> Work instructions:
Lines in the entries below where the word "value" shows up should each be copied.

> Dataset extract:
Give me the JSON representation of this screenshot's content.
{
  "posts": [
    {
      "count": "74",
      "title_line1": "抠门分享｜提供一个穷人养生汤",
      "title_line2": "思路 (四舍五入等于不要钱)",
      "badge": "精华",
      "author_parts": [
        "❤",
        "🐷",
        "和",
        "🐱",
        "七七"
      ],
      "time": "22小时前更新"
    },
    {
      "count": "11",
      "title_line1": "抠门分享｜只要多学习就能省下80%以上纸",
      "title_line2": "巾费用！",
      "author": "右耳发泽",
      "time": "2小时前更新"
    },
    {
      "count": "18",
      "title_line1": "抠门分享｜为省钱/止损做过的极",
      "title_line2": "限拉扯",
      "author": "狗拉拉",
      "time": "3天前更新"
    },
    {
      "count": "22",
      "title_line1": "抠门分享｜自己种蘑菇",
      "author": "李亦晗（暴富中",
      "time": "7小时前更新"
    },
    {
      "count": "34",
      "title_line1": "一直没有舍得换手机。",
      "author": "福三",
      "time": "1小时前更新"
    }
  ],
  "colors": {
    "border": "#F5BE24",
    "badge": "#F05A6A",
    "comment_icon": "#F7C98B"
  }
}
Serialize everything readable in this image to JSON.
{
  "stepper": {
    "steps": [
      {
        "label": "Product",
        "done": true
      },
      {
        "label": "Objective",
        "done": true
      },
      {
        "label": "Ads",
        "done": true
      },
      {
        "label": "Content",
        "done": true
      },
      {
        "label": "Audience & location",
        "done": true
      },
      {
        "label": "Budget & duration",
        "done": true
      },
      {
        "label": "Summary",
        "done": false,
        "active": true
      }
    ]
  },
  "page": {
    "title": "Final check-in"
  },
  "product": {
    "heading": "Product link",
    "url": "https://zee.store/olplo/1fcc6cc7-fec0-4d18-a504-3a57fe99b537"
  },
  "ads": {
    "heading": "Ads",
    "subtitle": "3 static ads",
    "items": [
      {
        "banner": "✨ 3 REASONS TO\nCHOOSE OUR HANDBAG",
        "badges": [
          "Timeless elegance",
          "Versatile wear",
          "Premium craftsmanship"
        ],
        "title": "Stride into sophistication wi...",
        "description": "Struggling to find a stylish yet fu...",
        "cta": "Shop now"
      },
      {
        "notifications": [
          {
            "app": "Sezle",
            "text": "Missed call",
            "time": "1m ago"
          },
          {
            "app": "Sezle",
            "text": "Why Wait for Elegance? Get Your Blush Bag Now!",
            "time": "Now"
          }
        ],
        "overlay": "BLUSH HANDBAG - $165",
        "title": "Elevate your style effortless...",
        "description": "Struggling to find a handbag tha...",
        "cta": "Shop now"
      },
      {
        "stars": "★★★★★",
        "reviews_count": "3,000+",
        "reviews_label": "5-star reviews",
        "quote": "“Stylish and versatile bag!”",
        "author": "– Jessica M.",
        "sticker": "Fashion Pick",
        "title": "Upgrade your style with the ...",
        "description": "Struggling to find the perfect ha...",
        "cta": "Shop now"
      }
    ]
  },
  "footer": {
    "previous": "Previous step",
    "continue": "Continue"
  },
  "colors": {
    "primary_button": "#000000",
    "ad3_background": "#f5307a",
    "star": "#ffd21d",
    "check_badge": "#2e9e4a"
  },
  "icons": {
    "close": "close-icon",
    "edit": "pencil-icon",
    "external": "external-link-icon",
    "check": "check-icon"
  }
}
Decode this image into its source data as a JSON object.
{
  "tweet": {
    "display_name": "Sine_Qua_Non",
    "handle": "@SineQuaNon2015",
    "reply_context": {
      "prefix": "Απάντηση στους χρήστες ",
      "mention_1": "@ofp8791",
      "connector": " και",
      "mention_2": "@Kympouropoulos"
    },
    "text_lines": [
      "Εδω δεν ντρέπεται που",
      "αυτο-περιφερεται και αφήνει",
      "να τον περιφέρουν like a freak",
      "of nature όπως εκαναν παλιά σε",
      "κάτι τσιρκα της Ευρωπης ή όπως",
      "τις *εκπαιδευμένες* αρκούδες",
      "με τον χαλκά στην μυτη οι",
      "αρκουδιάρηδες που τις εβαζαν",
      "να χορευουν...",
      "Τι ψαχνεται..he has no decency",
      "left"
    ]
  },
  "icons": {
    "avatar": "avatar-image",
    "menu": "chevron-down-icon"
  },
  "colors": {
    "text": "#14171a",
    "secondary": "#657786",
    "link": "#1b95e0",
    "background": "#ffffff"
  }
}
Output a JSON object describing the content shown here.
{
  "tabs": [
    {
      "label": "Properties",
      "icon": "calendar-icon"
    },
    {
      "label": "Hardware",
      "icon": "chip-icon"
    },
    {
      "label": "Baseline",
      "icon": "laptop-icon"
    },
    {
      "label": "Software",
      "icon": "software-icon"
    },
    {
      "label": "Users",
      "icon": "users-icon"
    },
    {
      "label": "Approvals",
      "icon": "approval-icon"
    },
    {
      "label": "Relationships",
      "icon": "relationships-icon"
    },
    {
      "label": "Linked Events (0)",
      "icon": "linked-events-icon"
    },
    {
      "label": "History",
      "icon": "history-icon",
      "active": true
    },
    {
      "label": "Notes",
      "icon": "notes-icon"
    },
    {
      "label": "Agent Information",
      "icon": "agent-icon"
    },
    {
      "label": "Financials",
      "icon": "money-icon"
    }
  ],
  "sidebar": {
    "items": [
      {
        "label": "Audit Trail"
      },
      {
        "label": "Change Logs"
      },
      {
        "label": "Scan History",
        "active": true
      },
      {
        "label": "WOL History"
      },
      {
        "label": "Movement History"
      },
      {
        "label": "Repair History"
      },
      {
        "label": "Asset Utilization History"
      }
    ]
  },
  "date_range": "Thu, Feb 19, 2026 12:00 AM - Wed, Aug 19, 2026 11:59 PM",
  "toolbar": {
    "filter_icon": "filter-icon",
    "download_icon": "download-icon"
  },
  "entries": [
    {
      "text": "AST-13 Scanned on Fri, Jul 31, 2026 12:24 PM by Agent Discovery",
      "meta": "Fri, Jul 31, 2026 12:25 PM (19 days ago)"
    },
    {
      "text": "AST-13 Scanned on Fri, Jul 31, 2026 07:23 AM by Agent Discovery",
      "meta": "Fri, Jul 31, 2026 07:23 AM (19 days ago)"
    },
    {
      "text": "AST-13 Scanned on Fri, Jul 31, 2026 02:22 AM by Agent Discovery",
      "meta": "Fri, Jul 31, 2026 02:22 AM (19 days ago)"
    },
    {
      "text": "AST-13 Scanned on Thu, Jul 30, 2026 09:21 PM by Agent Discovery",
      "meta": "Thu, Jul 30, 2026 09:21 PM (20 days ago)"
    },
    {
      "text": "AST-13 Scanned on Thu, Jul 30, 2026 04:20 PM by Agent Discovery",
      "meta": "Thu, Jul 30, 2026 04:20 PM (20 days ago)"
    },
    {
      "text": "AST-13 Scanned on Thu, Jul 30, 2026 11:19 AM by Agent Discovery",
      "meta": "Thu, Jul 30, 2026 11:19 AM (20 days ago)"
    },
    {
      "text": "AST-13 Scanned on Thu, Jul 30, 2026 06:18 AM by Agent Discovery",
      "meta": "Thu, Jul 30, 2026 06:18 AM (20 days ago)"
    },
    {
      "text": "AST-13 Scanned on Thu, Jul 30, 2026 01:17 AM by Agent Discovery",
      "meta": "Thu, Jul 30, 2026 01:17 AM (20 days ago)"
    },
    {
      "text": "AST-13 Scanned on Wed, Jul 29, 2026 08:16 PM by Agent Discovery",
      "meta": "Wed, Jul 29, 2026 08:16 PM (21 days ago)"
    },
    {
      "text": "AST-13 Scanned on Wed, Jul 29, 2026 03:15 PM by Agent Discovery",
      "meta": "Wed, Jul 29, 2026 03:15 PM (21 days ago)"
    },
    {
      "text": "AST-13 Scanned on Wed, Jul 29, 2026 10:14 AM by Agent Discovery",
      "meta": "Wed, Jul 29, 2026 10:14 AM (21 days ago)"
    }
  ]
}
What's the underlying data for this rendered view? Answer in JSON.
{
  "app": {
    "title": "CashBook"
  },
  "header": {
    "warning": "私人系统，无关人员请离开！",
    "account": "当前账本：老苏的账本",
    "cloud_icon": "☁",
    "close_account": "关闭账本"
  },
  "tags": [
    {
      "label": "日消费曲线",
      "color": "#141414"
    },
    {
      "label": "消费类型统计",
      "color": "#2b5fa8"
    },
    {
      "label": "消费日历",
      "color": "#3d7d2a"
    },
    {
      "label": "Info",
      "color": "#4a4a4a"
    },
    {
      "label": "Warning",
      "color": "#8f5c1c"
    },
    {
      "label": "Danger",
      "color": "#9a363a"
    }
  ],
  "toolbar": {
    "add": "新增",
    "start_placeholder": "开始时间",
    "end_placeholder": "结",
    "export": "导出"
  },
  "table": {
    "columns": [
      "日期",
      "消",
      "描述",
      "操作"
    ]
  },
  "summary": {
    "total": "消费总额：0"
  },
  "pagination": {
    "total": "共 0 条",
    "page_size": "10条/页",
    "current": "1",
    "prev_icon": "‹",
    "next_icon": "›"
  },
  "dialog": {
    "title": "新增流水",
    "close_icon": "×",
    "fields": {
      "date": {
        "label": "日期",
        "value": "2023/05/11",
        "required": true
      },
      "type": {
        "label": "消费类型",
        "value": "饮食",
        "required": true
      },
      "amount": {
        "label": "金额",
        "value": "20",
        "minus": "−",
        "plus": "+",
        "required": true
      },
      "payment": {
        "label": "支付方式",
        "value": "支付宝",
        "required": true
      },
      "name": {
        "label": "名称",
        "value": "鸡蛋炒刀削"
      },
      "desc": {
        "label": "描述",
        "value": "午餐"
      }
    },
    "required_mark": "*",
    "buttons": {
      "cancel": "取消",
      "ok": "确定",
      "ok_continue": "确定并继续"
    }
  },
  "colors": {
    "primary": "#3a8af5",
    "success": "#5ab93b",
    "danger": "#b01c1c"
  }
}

> Result of the exercise:
        "value": "2023/05/11",
        "value": "饮食",
        "value": "20",
        "value": "支付宝",
        "value": "鸡蛋炒刀削"
        "value": "午餐"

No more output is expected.